ASSIGNMENT: Across the entries below, how many lines contain the string "Display"? Give only the count.

MATERIAL FOR THIS EXERCISE:
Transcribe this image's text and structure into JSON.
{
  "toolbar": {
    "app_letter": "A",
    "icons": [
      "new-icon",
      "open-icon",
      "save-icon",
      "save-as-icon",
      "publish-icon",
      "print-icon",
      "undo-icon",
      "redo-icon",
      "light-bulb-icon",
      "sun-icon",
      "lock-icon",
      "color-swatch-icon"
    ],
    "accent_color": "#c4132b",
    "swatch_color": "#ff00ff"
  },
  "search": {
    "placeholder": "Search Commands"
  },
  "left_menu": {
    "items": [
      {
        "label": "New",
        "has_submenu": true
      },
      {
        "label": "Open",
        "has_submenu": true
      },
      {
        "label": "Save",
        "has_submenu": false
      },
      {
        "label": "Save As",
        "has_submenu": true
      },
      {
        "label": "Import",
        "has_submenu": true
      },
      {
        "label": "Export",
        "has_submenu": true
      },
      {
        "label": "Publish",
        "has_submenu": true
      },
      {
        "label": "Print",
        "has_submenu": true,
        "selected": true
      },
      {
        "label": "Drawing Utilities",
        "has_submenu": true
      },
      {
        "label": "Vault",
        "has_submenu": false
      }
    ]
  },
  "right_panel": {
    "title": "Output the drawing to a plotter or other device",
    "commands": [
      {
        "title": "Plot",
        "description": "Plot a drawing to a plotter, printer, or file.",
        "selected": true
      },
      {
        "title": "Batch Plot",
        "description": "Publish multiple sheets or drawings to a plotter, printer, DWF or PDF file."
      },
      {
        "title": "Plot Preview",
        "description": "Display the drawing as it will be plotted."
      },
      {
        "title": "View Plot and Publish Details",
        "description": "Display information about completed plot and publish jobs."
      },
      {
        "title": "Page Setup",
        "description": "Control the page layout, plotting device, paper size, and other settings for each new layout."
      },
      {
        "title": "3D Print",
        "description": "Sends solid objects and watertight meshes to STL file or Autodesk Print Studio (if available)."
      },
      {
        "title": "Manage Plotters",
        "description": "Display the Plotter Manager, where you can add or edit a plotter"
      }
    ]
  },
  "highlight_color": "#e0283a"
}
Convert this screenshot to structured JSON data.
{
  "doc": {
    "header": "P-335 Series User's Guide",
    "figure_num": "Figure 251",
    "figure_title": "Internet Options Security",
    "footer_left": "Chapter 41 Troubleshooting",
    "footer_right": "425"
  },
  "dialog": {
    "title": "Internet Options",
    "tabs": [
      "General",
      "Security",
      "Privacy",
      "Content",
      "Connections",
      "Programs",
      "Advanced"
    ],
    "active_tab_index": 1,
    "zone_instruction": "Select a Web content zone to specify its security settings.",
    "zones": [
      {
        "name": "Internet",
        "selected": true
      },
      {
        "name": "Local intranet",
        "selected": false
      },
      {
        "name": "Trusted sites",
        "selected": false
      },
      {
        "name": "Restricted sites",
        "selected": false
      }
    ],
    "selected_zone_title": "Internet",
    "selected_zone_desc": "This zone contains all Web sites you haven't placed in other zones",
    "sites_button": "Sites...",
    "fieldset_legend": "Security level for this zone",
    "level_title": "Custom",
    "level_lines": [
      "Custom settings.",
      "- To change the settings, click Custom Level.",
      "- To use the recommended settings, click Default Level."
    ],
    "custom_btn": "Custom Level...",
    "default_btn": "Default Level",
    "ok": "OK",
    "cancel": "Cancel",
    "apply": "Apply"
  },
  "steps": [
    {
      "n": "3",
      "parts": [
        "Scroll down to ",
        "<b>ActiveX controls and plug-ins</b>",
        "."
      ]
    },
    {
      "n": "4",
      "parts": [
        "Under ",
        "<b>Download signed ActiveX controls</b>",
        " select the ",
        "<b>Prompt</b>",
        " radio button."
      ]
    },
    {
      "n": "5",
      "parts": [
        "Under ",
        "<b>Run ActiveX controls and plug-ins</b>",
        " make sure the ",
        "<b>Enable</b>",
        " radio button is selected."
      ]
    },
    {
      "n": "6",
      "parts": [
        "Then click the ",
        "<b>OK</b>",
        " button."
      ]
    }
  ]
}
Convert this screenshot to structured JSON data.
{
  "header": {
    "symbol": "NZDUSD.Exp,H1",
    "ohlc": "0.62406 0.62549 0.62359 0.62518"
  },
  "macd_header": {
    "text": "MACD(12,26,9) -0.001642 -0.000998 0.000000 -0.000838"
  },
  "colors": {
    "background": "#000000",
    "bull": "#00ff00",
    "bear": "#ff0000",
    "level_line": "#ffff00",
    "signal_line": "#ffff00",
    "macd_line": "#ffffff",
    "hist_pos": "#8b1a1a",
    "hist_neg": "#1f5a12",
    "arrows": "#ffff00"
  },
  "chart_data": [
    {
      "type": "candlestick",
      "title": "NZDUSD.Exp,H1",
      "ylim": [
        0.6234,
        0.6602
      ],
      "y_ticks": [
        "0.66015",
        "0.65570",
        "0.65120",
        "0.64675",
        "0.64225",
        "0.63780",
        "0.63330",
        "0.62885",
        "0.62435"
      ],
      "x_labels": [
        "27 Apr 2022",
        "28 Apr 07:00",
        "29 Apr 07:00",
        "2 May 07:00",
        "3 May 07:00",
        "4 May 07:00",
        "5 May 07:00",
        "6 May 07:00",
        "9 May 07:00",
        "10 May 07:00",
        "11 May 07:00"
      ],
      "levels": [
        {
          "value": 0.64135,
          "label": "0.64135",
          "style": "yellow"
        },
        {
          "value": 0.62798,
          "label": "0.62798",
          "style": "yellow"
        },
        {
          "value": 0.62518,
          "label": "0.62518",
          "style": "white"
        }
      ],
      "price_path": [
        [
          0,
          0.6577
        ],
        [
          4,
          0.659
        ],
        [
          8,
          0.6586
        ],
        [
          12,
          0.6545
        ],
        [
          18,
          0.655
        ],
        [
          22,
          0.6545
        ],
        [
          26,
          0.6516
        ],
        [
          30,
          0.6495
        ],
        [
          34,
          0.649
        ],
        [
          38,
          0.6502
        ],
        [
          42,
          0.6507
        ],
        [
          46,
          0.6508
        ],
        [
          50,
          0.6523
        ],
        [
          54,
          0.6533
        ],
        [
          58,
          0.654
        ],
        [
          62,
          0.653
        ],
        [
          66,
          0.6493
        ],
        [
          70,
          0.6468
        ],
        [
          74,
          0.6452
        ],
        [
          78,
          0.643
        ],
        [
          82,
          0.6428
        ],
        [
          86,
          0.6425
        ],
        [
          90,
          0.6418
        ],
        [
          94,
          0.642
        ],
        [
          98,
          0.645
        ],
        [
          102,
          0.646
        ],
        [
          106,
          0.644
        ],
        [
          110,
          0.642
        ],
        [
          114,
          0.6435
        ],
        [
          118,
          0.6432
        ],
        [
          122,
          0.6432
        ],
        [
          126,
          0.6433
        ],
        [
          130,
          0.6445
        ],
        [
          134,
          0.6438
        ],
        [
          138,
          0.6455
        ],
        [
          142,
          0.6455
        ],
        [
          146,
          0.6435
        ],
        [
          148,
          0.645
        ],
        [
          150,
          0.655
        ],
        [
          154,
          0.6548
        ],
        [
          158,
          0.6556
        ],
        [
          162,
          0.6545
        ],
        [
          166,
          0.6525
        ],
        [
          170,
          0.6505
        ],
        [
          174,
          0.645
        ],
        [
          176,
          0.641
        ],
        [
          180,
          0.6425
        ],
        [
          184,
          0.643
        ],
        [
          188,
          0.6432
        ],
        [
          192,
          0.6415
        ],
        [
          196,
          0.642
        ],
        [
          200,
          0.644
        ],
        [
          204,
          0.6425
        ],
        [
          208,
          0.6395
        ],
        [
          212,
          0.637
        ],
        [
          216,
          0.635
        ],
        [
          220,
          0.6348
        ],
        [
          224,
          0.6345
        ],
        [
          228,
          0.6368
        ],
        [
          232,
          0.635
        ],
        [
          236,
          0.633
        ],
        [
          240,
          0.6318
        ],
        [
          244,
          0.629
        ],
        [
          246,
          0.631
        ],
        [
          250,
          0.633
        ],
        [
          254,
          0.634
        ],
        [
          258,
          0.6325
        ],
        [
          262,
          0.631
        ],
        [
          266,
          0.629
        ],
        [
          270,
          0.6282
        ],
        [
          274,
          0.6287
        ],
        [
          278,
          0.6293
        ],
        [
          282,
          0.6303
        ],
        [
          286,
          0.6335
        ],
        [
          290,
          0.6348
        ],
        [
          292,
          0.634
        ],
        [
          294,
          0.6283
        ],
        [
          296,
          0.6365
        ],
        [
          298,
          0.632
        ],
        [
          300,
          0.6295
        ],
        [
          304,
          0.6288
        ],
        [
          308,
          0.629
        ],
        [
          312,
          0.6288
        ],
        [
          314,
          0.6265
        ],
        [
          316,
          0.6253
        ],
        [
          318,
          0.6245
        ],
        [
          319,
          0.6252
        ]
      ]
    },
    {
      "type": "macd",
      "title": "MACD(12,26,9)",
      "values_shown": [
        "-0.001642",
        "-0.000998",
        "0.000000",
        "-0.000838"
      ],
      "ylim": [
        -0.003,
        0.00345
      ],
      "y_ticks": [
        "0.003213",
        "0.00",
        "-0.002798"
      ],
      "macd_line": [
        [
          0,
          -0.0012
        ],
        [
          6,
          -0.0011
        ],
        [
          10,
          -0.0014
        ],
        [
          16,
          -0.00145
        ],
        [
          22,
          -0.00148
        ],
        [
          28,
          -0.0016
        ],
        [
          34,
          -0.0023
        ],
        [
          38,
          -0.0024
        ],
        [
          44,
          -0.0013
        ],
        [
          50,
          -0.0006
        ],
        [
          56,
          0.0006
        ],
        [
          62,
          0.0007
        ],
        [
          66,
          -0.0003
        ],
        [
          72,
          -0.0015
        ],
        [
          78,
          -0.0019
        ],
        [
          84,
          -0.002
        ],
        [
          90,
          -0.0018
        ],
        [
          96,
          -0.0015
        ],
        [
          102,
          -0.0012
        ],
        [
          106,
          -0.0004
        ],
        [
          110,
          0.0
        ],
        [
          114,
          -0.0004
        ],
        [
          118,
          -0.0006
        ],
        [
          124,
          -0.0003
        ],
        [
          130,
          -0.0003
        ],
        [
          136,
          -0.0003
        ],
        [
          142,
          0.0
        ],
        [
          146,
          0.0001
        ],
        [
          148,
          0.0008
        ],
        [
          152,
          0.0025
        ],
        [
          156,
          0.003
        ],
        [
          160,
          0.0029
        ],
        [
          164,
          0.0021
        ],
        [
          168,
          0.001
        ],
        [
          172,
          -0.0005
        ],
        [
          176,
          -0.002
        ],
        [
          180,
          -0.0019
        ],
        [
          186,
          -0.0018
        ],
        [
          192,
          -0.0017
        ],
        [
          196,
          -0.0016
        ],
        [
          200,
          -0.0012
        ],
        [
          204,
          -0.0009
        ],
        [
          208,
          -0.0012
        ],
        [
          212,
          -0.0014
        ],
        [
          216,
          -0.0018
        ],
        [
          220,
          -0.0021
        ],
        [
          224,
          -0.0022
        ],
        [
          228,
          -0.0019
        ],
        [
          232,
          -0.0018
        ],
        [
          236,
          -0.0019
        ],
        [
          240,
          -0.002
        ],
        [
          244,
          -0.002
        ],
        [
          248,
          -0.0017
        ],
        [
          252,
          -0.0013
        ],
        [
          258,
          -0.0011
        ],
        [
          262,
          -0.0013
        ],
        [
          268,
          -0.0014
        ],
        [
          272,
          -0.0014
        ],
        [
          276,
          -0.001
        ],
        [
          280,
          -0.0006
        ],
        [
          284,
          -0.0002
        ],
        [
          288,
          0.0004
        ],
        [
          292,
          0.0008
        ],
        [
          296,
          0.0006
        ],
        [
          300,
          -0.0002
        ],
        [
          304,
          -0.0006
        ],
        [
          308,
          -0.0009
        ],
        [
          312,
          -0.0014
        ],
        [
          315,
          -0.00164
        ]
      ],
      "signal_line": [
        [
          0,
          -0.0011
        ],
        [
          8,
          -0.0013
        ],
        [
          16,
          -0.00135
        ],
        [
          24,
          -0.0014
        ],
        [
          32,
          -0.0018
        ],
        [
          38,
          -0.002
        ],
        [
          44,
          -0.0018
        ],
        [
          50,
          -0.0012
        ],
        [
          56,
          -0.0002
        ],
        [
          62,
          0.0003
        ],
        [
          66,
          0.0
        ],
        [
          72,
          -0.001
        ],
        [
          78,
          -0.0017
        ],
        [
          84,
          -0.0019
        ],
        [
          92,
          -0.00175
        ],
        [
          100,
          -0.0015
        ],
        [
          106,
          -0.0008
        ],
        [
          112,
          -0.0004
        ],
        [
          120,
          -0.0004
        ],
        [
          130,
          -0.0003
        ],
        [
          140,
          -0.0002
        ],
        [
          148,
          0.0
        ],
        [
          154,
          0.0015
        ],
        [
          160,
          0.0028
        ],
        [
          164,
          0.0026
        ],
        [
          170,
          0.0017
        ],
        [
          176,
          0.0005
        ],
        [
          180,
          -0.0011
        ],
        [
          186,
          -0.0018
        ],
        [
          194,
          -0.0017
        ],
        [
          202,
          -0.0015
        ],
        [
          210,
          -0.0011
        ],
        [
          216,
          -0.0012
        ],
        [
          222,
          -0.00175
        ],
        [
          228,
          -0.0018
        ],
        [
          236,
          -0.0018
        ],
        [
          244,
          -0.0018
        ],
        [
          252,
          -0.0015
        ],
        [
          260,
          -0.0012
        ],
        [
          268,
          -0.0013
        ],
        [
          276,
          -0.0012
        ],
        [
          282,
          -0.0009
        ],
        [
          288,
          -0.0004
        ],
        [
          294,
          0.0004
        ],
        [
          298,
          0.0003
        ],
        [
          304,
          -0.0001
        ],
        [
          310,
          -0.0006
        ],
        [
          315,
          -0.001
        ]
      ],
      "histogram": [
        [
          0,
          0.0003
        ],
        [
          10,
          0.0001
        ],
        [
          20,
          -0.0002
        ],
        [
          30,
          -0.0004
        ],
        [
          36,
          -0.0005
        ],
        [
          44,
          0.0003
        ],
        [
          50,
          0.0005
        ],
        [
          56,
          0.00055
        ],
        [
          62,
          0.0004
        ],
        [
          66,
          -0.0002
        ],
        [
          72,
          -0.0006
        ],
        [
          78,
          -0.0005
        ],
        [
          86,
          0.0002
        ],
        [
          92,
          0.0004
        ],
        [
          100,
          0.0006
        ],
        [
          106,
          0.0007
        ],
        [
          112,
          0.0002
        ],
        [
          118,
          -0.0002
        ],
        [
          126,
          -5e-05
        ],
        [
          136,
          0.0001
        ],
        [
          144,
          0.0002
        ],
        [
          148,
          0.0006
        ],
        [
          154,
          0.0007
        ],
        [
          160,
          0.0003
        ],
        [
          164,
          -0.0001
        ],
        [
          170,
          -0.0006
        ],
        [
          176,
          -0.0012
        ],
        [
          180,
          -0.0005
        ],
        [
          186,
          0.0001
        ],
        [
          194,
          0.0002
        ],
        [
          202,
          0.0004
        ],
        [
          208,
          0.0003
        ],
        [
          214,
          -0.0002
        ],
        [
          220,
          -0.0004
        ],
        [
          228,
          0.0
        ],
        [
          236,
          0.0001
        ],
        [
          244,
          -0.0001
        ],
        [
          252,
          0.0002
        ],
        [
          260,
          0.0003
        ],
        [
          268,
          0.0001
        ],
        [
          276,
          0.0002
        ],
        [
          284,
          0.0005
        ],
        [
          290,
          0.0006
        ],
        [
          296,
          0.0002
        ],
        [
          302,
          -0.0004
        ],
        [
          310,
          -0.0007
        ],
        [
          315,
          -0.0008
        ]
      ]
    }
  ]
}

REPLY TO THE TASK: 3